Traditional marketers know that marketing is, at its very core, about connecting with prospects and customers in a meaningful way – on the customer’s terms. The challenge is for online marketers to make sense of the vast information that traditional offline marketers only dream of. Armed with this information, online marketers can identify their key customer segments and connect and build relationships that benefit not only their organization, but also their visitors and customers.
Segmentation benefits customers
Marketers desire to create one-to-one relationships with each of their customers, and in some ways that’s possible, but in many cases, it’s impractical. Because online shoppers share many of the same demographics, psychographics and behaviors, online marketers can create meaningful groups or segments of shoppers and online visitors that are significant as well as manageable.
Online customers demand that the products and information they are presented with is relevant. How do you feel when an online store you frequent sends you an e-mail promotion with offers and recommendations for products that have nothing to do with previous purchases you’ve made or the profile you’ve shared with them? Nothing drives an online shopper away faster. Knowing who your customers are and what they need is a requirement to compete in today’s competitive online world.

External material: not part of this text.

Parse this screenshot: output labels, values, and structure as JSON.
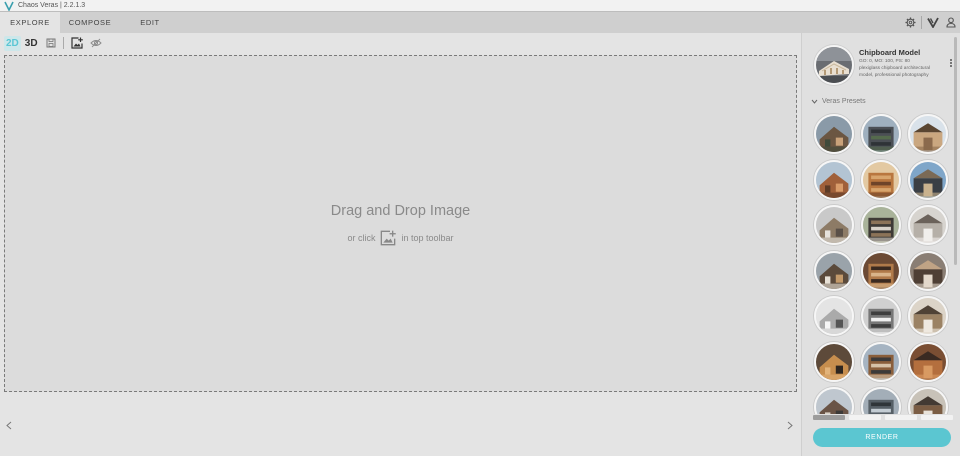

Not long ago, I was shopping for light fixtures online. I even put an item or two in my shopping cart, but decided to leave the site before placing the order. When I revisited the site a few days later I was offered a discount on lighting fixtures, and I was provided additional information on a new line of lighting fixtures that the store was now carrying. This was an unexpected benefit and made my shopping experience easier.
Online marketers have access to a wealth of data that is constantly pouring into their Web site. Businesses that can successfully measure, segment and digest thousands or millions of customer transactions in a fast and efficient way gain significant advantages. When segmentation is done well, customers will feel more comfortable having a relationship with you.
Marketing Segmentation 101
Wikipedia defines market segmentation as “the process in marketing of dividing a market into distinct subsets (segments) that behave in the same way or have similar needs. Because each segment is fairly homogeneous in their needs and attitudes, they are likely to respond similarly to a given marketing strategy. In other words, they are likely to have similar feelings and ideas about a marketing mix comprised of a given product or service, sold at a given price, distributed in a certain way, and promoted in a certain way.”
What are the requirements for successful segmentation? It doesn’t matter if you want loyal, profitable, or growth-oriented segments, each of your segments should include the following:
1 Similarities within the segment
2. Differences between the segments
3. Segments that are accessible and actionable
4. Segments that are measurable and identifiable
5. Segments that are large enough to be profitable
Stated a different way, these five areas can be summarized by the acronym ADAMS:
A–Accessible: It must be possible to reach it efficiently.
D–Differential: It must respond differently to a different marketing mix.
A–Actionable: You must have a product for this segment.
M–Measurable: Size and purchasing power can be measured.
S–Substantial: The segment has to be large and profitable enough.
Improved segmentation can lead to significantly improved marketing effectiveness. With the right segmentation, the right lists can be purchased, advertising results can be improved and customer satisfaction can be increased.